Such a (perhaps) Utopian vision is unlikely to come to fruition, however. What will Brexit mean for employment law and employers?
To answer this is, quite simply, to speculate. We do not know what the post-Brexit arrangements will be, even in relation to fundamental issues as to freedom of movement and freedom of trade (which may, in itself, require the UK to continue to observe EU law). Whether we are heading for a “hard” or “soft” Brexit is inevitably a matter of speculation at this stage. So what do we know?
The nature of our post-Brexit relationship with Europe could, under a “soft” Brexit, require that we continue to be subject to European Directives and other laws – it would not therefore be possible to abolish rights based on European law. On the other hand, European-based rights could be abolished if the UK left the EU and EEA, and had no formal ongoing relationship that required compliance with EU law. Even in that event, would rights based on EU law simply vanish overnight?
What we do know is that current UK legislation, even where it is based on and/or required by European law, will continue in full force and effect, notwithstanding Brexit, until such time as it is repealed or amended by the UK parliament.
European law itself (Treaties, Directives etc) would no longer have the potential for direct effect, however, and decisions of the European Court of Justice would no longer be binding.
Existing decisions of the UK courts/tribunals, where EU law has been implemented, would continue to be binding until steps were taken, through legislation, to reverse the effects of these decisions.

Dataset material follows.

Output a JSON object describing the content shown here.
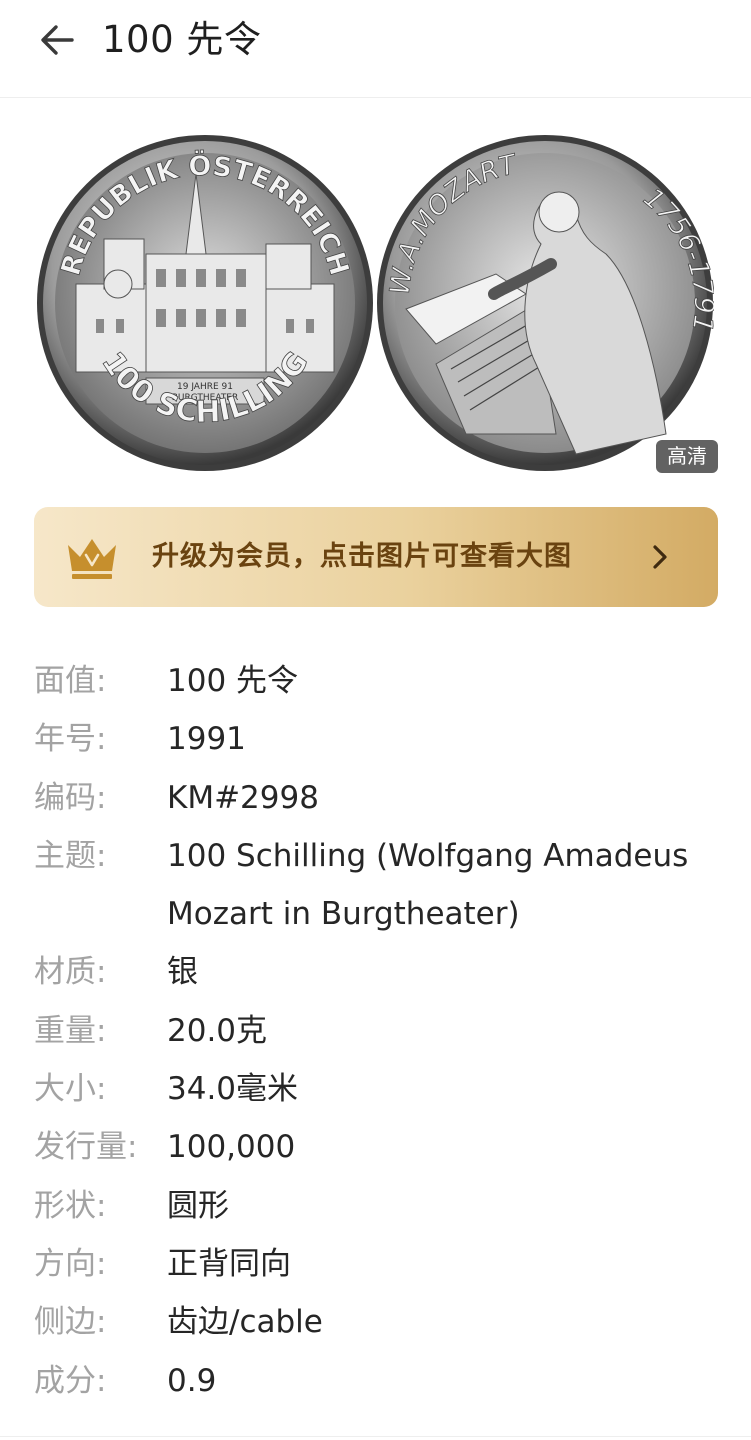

What employment law provisions will survive an exit from the European Union, assuming that Parliament would have the power to overturn any legislation based on EU law? This requires an assessment of the political reality of whether it will be feasible to abolish employee rights that already exist. Theresa May has recently stated that “existing workers’ legal rights will continue to be guaranteed by law” after Brexit, and for as long as she is Prime Minister. We all know, however, that assurances from politicians do not always stand the test of time.
The following is necessarily speculative but we have considered which areas of employment law might see some legislative change post-Brexit.
- An area which may well see significant change (and is at the core of the entire Brexit debate) is the issue of free movement, and who has the right to work in the UK. All EU nationals currently have the right to live and work in the UK and if access to the European free market is to be maintained, free movement is likely to have to stay. Failing that, there will be new rules for who can work in the UK and these will inevitably be complex. How to deal with those EU nationals who are already living and working here will be a key issue.
- Many employment rights are not based on European law, but were developed within the UK. Logically, Brexit (of whatever nature) should have no impact on these areas at all. Therefore provisions relating to unfair dismissal, the national minimum wage (living wage) etc are likely to continue unchanged
- TUPE (the transfer of undertakings) is often seen as a particularly EU-based provision, and it is, but it must be remembered that TUPE in the UK goes beyond what is required by EU law. The whole concept of a service provision change (which causes so much difficulty and uncertainty for contractors) is a UK development and not required by EU law. It seems unlikely therefore, as we already go further than EU law, that any major changes to TUPE would follow Brexit.
- Discrimination: it would take a very brave (and perhaps foolish) party to propose in its manifesto that it intends to make it easier for employers to discriminate against employees on grounds of a protected characteristic. UK law has often been ahead of EU law in terms of introducing protections for persons with a protected characteristic, and there is no reason to think that this proud tradition would not continue.
- Other areas of law could see tweaks, but likely not any fundamental changes. We could see reduced protection for agency workers, and perhaps changes to the thresholds required to trigger collective redundancy consultation. The maximum 48 hour week may well be abolished entirely as this is something that has been repeatedly opposed in the UK. Payment for holidays could well revert to “basic pay”, thereby avoiding the current “hot topic” in relation to overtime, bonuses, commission and other allowances.
A complete exit from the EU and its laws may simplify matters in the long run (as legislation will no longer be subject to interpretation in line with European law) but in the short term there may well be a raft of changes and tweaks to legislation, which employers will need to keep themselves aware of. We are of course on hand to assist employers with any queries, and will keep our clients and contacts updated as to any changes as they occur.
Contact: Douglas Strang Senior Associate email@example.com T. 0141 221 8012